Correspondents say the talks are a sign of compromise after two weeks of demonstrations in the capital, Bangkok.

Earlier, four soldiers were injured after grenades were thrown at a heavily-guarded army barracks on the outskirts of the city, which Mr Abhisit has been using as a base.

It is not known who carried out the attack, but the protesters – a loose coalition of left-wing activists and supporters of exiled former Prime Minister Thaksin Shinawatra – were to march there on Sunday.

Neutral venue
Mr Abhisit went on television on Sunday morning to say he was open to negotiations, but insisted he would “not there be there to talk” if the protesters proceeded to march on the barracks.

“It will not be possible under this kind of tense circumstance to hold negotiations,” he said. “I still insist that I am open to negotiation as long as there are no threats, hostility or pressure.”

Red-shirt leader Nattawut Saikua subsequently delayed the rally, saying he wanted to give the government time to consider an offer of negotiations between small delegations.

Mr Abhisit's spokesman later announced that the government and the protesters had each agreed to send representatives to the talks at a neutral venue.

“In order to restore peace and minimise the chance of violence, the prime minister is ready to accept the request to negotiate with the demonstrators,” Satit Wongnongtoey said.
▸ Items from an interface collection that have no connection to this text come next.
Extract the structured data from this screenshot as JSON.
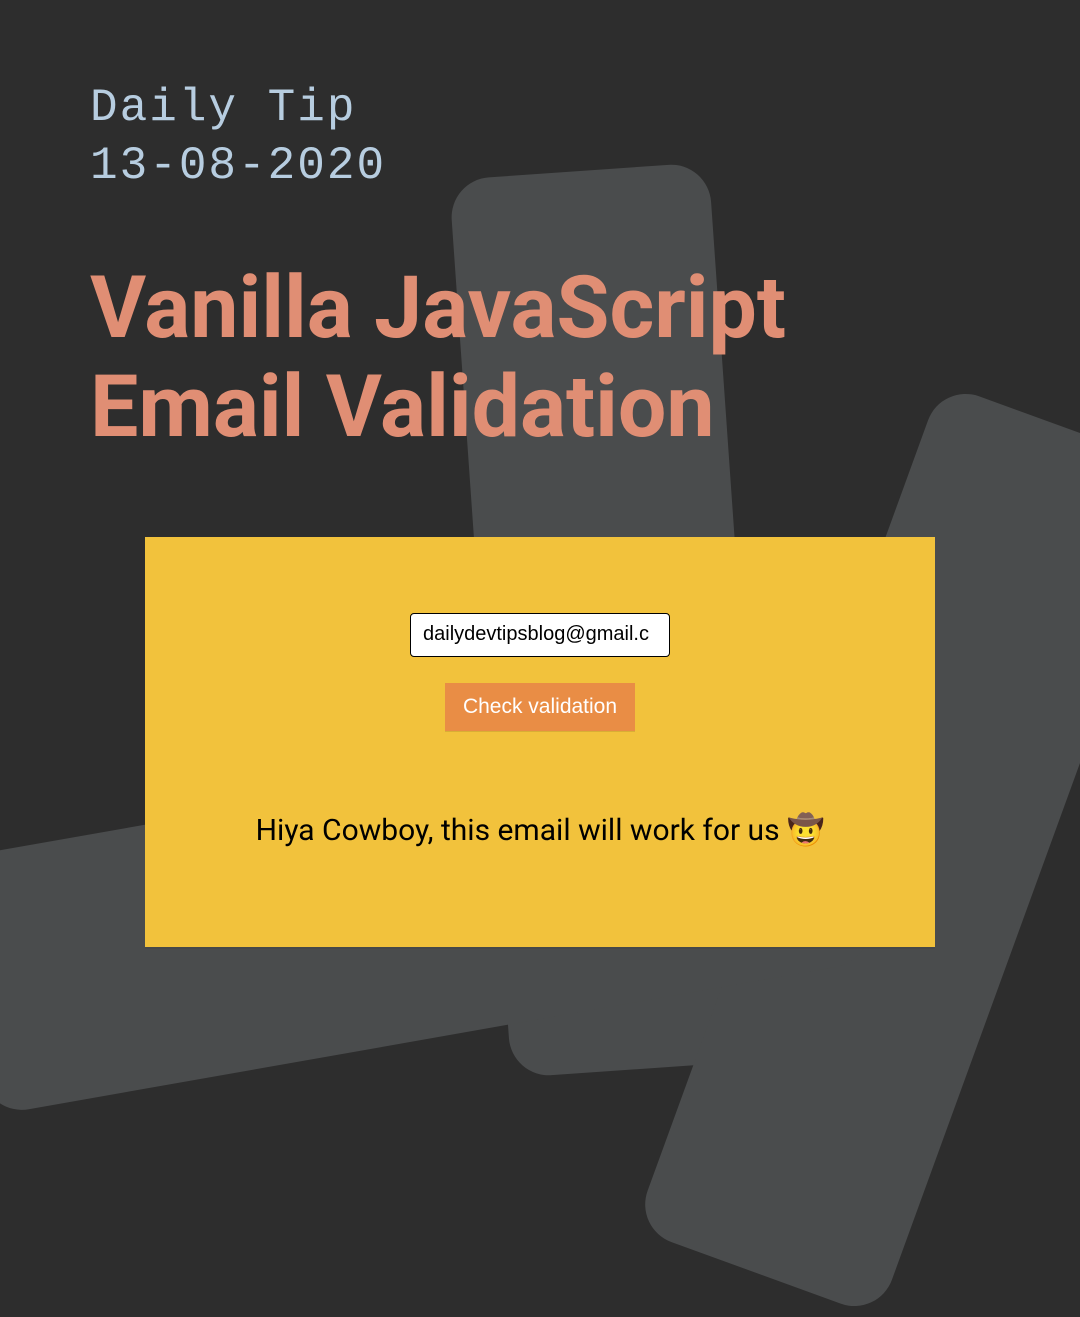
{
  "header": {
    "eyebrow_line1": "Daily Tip",
    "eyebrow_line2": "13-08-2020",
    "title_line1": "Vanilla JavaScript",
    "title_line2": "Email Validation"
  },
  "demo": {
    "email_value": "dailydevtipsblog@gmail.c",
    "check_button_label": "Check validation",
    "result_text": "Hiya Cowboy, this email will work for us 🤠"
  }
}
The talks, being held at an education institute in Bangkok, are currently being broadcast live on television at the request of the red-shirt delegation.

“This is not likely to take long because the atmosphere is good. Everyone is acting in good faith for the benefit of the country,” said one of the three red-shirt representatives, Weng Tojirakarn.

A previous offer of negotiations through intermediaries was rejected by the Red-Shirts, who say they are sticking to their demand that Mr Abhisit dissolve parliament and hold elections.

The Red-Shirts say they will stay in Bangkok until the government resigns

The BBC's Rachel Harvey in Bangkok says there are still substantial sticking points to be overcome, but after two weeks of stalemate it seems there may now be signs of movement.

The move comes a day after tens of thousands of protesters forced soldiers to move away from several key locations in the capital, where they had been deployed under special security legislation.

On Thursday, Mr Thaksin called for a campaign of “civil disobedience”.

The Red-Shirts, formally the United Front for Democracy against Dictatorship, have sought to distance themselves from Mr Thaksin – who lives abroad having fled a two-year jail sentence for a conflict of interest case – painting themselves as fighters for democracy.

They say Mr Abhisit came to power illegitimately in a parliamentary vote after a pro-Thaksin government was forced to step down. Mr Thaksin was ousted as prime minister in a military coup in 2006.